The Irish Potato Famine occurred in 1845 and had killed tons of people. Over 750,000 people had died and more than a million had emigrated. At the time Ireland’s population was only about 8 million so this famine had devastated many families. The people of Ireland at this time were so dependent upon the potato that it was a main staple. The Irish would consume the potato with almost every meal, and for some the potato was the only food that they were ever able to eat. The famine was produced by a protist called Phytophthora infestans (P. Infestans), when it was introduced from central highlands of Mexico.

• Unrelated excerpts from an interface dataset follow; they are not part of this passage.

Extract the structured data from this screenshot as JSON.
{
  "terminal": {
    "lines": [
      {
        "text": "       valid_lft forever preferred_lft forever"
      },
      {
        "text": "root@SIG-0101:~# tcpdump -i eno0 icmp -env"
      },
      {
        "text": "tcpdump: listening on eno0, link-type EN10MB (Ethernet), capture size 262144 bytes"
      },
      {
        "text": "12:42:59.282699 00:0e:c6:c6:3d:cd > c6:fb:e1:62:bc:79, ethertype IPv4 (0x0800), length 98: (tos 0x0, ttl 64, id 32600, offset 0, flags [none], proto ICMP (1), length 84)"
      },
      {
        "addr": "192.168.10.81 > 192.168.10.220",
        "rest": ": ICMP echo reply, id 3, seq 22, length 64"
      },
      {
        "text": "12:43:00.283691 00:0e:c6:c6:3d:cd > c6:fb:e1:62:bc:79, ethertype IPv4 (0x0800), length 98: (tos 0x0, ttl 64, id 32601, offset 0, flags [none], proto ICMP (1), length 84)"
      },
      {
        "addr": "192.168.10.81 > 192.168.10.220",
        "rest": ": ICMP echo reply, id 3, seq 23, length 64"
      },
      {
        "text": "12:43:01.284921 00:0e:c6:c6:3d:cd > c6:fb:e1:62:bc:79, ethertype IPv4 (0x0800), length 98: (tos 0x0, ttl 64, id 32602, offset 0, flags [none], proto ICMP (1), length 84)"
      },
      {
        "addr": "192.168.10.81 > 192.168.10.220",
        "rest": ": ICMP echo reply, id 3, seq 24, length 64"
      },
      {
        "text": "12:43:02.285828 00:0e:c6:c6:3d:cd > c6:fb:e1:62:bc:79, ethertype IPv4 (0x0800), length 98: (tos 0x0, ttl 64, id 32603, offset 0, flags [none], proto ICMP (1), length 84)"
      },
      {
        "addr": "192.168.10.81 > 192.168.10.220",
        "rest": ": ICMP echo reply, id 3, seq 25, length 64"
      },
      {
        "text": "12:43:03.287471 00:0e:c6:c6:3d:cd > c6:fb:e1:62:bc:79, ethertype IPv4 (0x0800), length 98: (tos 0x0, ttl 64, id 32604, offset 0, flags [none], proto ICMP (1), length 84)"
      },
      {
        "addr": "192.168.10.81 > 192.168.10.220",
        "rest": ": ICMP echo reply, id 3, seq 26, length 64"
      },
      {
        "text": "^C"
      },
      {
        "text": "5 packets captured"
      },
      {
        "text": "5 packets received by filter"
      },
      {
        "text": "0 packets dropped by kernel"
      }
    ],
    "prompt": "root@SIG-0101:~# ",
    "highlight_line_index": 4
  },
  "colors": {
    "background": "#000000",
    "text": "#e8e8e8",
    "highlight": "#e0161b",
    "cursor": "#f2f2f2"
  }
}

The potato blight originated from Mexico, and then spread to America. Since Britain and Ireland did many trades with America there was a high possibility of the P. infestans to spread, and it did just that. A batch of potatoes from America was infected and a ship sent over, that batch had caused nearly every potato in Ireland to become infected as well. The P. infestans were very easy to spread as it germinates on the leaves of the potato plant, and in the soil near it. It is hard to realize that a potato has been infected until later in the growing season as the darker spots on the outside of it don’t show until later. After a potato is infected it will develop sporangia, a place in which spores and formed asexually, and will then release these spores to further contaminate other potatoes.
“The potato, from the perennial Solanum tuberosum, is the world’s fourth largest food crop.” (Potato History) The potato was originally from the Andes Mountains and a field could be planted with numerous amounts of them making them very good for growing in places with very limited space. The Inca Indians were the first to grow potatoes; they were thought to have started growing potatoes around 8,000 BC to 5,000 BC. The potato was originally introduced to Europe in 1565, where the Irish had used them for back up. When the winters were harsher in the 1700s the Irish would use them for food in the winter, when all other sources of food were scarce. Thanks to Ireland’s weather conditions the potato was very easily grown and could be produced in mass amounts. By the end of the 1800s the potato was a main staple for the Irish and they would eat the potato as part of their daily lives. Eventually, the poor people of Ireland would rely on the potato as their only food source.
The land consolidation laws forced the farmers to grow potatoes in a tightly packed space, as you don’t need much room to grow potatoes. A lot of potatoes good fit in one acre of land and could feed a family for a long time. Since, the potatoes were all grown in one confined space the P. Infestans had a very easy time spreading to each potato, thus resulting in P. Infestans spreading to different fields.
“The pattern of consolidation, making larger farms from smaller farms, increased competition for land and pressure to acquire land.” (p. p12.nysed.gov) Land consolidation was making...